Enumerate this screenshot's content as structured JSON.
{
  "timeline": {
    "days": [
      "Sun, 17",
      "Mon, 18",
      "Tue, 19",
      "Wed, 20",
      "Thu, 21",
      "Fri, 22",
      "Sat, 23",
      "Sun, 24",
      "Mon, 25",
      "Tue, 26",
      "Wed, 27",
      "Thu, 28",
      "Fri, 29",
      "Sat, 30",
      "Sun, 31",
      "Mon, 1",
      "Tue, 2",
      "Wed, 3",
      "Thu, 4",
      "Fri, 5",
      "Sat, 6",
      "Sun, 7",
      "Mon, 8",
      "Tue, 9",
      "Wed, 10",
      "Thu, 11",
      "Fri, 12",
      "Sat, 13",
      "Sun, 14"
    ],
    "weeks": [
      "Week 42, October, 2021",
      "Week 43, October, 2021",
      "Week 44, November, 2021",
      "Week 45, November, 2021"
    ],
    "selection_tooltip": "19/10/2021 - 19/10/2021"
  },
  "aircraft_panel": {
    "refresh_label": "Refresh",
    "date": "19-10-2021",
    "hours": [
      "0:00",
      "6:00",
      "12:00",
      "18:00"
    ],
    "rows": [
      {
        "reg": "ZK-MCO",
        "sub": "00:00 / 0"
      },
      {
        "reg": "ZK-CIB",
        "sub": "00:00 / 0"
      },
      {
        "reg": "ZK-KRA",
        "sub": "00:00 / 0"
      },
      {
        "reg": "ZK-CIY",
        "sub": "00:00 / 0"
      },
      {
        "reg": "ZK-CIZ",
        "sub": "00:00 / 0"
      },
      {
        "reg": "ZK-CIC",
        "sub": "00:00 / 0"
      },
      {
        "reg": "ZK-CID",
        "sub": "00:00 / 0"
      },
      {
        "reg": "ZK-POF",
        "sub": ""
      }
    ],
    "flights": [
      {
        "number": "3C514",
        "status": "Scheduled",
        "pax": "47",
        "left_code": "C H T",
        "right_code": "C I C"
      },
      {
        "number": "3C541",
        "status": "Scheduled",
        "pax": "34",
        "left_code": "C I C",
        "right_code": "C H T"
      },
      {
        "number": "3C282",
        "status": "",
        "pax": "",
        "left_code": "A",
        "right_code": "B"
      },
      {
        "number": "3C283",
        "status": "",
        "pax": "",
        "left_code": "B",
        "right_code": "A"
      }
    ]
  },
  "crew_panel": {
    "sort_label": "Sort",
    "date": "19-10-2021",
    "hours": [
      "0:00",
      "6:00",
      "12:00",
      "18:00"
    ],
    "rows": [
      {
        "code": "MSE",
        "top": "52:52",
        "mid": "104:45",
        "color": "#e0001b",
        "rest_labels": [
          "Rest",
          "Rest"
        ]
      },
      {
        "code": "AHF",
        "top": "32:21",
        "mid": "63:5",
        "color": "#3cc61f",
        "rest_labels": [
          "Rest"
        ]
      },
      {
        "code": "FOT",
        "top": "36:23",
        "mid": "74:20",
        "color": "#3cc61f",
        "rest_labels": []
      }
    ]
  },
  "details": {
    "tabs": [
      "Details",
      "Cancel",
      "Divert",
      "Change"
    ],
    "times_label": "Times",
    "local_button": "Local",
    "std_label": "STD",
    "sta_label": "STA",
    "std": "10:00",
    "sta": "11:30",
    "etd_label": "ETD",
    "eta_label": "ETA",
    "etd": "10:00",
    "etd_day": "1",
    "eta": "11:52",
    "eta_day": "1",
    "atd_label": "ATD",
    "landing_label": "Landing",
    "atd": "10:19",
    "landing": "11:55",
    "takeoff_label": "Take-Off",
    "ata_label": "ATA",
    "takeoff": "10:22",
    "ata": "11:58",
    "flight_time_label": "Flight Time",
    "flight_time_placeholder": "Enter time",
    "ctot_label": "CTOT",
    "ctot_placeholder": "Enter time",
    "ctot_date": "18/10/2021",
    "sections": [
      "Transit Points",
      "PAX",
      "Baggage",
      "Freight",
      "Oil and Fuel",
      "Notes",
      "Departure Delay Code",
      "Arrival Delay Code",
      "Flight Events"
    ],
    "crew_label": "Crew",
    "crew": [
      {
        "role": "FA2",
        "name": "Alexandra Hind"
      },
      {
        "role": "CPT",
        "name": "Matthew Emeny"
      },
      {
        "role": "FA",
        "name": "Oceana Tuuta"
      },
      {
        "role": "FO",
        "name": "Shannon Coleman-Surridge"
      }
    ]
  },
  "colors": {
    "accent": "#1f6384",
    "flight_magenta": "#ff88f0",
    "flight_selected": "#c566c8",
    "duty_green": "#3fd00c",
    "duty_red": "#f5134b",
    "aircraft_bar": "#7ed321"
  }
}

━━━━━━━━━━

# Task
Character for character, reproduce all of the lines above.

# Result of this exercise
Enumerate this screenshot's content as structured JSON.
{
  "timeline": {
    "days": [
      "Sun, 17",
      "Mon, 18",
      "Tue, 19",
      "Wed, 20",
      "Thu, 21",
      "Fri, 22",
      "Sat, 23",
      "Sun, 24",
      "Mon, 25",
      "Tue, 26",
      "Wed, 27",
      "Thu, 28",
      "Fri, 29",
      "Sat, 30",
      "Sun, 31",
      "Mon, 1",
      "Tue, 2",
      "Wed, 3",
      "Thu, 4",
      "Fri, 5",
      "Sat, 6",
      "Sun, 7",
      "Mon, 8",
      "Tue, 9",
      "Wed, 10",
      "Thu, 11",
      "Fri, 12",
      "Sat, 13",
      "Sun, 14"
    ],
    "weeks": [
      "Week 42, October, 2021",
      "Week 43, October, 2021",
      "Week 44, November, 2021",
      "Week 45, November, 2021"
    ],
    "selection_tooltip": "19/10/2021 - 19/10/2021"
  },
  "aircraft_panel": {
    "refresh_label": "Refresh",
    "date": "19-10-2021",
    "hours": [
      "0:00",
      "6:00",
      "12:00",
      "18:00"
    ],
    "rows": [
      {
        "reg": "ZK-MCO",
        "sub": "00:00 / 0"
      },
      {
        "reg": "ZK-CIB",
        "sub": "00:00 / 0"
      },
      {
        "reg": "ZK-KRA",
        "sub": "00:00 / 0"
      },
      {
        "reg": "ZK-CIY",
        "sub": "00:00 / 0"
      },
      {
        "reg": "ZK-CIZ",
        "sub": "00:00 / 0"
      },
      {
        "reg": "ZK-CIC",
        "sub": "00:00 / 0"
      },
      {
        "reg": "ZK-CID",
        "sub": "00:00 / 0"
      },
      {
        "reg": "ZK-POF",
        "sub": ""
      }
    ],
    "flights": [
      {
        "number": "3C514",
        "status": "Scheduled",
        "pax": "47",
        "left_code": "C H T",
        "right_code": "C I C"
      },
      {
        "number": "3C541",
        "status": "Scheduled",
        "pax": "34",
        "left_code": "C I C",
        "right_code": "C H T"
      },
      {
        "number": "3C282",
        "status": "",
        "pax": "",
        "left_code": "A",
        "right_code": "B"
      },
      {
        "number": "3C283",
        "status": "",
        "pax": "",
        "left_code": "B",
        "right_code": "A"
      }
    ]
  },
  "crew_panel": {
    "sort_label": "Sort",
    "date": "19-10-2021",
    "hours": [
      "0:00",
      "6:00",
      "12:00",
      "18:00"
    ],
    "rows": [
      {
        "code": "MSE",
        "top": "52:52",
        "mid": "104:45",
        "color": "#e0001b",
        "rest_labels": [
          "Rest",
          "Rest"
        ]
      },
      {
        "code": "AHF",
        "top": "32:21",
        "mid": "63:5",
        "color": "#3cc61f",
        "rest_labels": [
          "Rest"
        ]
      },
      {
        "code": "FOT",
        "top": "36:23",
        "mid": "74:20",
        "color": "#3cc61f",
        "rest_labels": []
      }
    ]
  },
  "details": {
    "tabs": [
      "Details",
      "Cancel",
      "Divert",
      "Change"
    ],
    "times_label": "Times",
    "local_button": "Local",
    "std_label": "STD",
    "sta_label": "STA",
    "std": "10:00",
    "sta": "11:30",
    "etd_label": "ETD",
    "eta_label": "ETA",
    "etd": "10:00",
    "etd_day": "1",
    "eta": "11:52",
    "eta_day": "1",
    "atd_label": "ATD",
    "landing_label": "Landing",
    "atd": "10:19",
    "landing": "11:55",
    "takeoff_label": "Take-Off",
    "ata_label": "ATA",
    "takeoff": "10:22",
    "ata": "11:58",
    "flight_time_label": "Flight Time",
    "flight_time_placeholder": "Enter time",
    "ctot_label": "CTOT",
    "ctot_placeholder": "Enter time",
    "ctot_date": "18/10/2021",
    "sections": [
      "Transit Points",
      "PAX",
      "Baggage",
      "Freight",
      "Oil and Fuel",
      "Notes",
      "Departure Delay Code",
      "Arrival Delay Code",
      "Flight Events"
    ],
    "crew_label": "Crew",
    "crew": [
      {
        "role": "FA2",
        "name": "Alexandra Hind"
      },
      {
        "role": "CPT",
        "name": "Matthew Emeny"
      },
      {
        "role": "FA",
        "name": "Oceana Tuuta"
      },
      {
        "role": "FO",
        "name": "Shannon Coleman-Surridge"
      }
    ]
  },
  "colors": {
    "accent": "#1f6384",
    "flight_magenta": "#ff88f0",
    "flight_selected": "#c566c8",
    "duty_green": "#3fd00c",
    "duty_red": "#f5134b",
    "aircraft_bar": "#7ed321"
  }
}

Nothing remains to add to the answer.